* Exercise
Here is a set of records. Copy them all exactly.

- - -

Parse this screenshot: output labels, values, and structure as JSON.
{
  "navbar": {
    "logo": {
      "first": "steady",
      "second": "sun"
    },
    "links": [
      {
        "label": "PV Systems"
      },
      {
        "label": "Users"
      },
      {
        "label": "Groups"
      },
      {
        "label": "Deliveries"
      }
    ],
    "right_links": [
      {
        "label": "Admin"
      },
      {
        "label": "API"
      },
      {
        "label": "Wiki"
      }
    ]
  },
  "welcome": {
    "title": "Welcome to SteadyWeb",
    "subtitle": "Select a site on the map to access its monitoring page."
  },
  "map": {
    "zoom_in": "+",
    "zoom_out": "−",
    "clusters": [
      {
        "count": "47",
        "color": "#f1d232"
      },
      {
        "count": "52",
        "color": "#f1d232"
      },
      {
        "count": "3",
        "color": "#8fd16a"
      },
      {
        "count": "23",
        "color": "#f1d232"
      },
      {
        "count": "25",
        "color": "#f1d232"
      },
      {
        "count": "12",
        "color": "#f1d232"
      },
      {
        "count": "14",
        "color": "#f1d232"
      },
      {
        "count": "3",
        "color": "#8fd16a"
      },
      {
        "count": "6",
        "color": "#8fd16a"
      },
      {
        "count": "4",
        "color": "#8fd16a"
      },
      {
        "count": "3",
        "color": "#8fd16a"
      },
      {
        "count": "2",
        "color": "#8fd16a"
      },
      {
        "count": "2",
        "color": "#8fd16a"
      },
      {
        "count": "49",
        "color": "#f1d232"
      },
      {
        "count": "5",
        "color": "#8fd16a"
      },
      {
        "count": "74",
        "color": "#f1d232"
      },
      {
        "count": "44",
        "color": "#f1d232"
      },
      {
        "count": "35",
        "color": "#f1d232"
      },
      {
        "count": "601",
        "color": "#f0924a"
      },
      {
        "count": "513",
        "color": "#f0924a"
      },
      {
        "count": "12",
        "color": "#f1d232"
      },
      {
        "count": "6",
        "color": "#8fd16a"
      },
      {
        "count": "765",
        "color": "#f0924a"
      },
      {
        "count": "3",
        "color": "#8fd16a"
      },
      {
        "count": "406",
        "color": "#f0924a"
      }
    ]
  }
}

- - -

* Result
Parse this screenshot: output labels, values, and structure as JSON.
{
  "navbar": {
    "logo": {
      "first": "steady",
      "second": "sun"
    },
    "links": [
      {
        "label": "PV Systems"
      },
      {
        "label": "Users"
      },
      {
        "label": "Groups"
      },
      {
        "label": "Deliveries"
      }
    ],
    "right_links": [
      {
        "label": "Admin"
      },
      {
        "label": "API"
      },
      {
        "label": "Wiki"
      }
    ]
  },
  "welcome": {
    "title": "Welcome to SteadyWeb",
    "subtitle": "Select a site on the map to access its monitoring page."
  },
  "map": {
    "zoom_in": "+",
    "zoom_out": "−",
    "clusters": [
      {
        "count": "47",
        "color": "#f1d232"
      },
      {
        "count": "52",
        "color": "#f1d232"
      },
      {
        "count": "3",
        "color": "#8fd16a"
      },
      {
        "count": "23",
        "color": "#f1d232"
      },
      {
        "count": "25",
        "color": "#f1d232"
      },
      {
        "count": "12",
        "color": "#f1d232"
      },
      {
        "count": "14",
        "color": "#f1d232"
      },
      {
        "count": "3",
        "color": "#8fd16a"
      },
      {
        "count": "6",
        "color": "#8fd16a"
      },
      {
        "count": "4",
        "color": "#8fd16a"
      },
      {
        "count": "3",
        "color": "#8fd16a"
      },
      {
        "count": "2",
        "color": "#8fd16a"
      },
      {
        "count": "2",
        "color": "#8fd16a"
      },
      {
        "count": "49",
        "color": "#f1d232"
      },
      {
        "count": "5",
        "color": "#8fd16a"
      },
      {
        "count": "74",
        "color": "#f1d232"
      },
      {
        "count": "44",
        "color": "#f1d232"
      },
      {
        "count": "35",
        "color": "#f1d232"
      },
      {
        "count": "601",
        "color": "#f0924a"
      },
      {
        "count": "513",
        "color": "#f0924a"
      },
      {
        "count": "12",
        "color": "#f1d232"
      },
      {
        "count": "6",
        "color": "#8fd16a"
      },
      {
        "count": "765",
        "color": "#f0924a"
      },
      {
        "count": "3",
        "color": "#8fd16a"
      },
      {
        "count": "406",
        "color": "#f0924a"
      }
    ]
  }
}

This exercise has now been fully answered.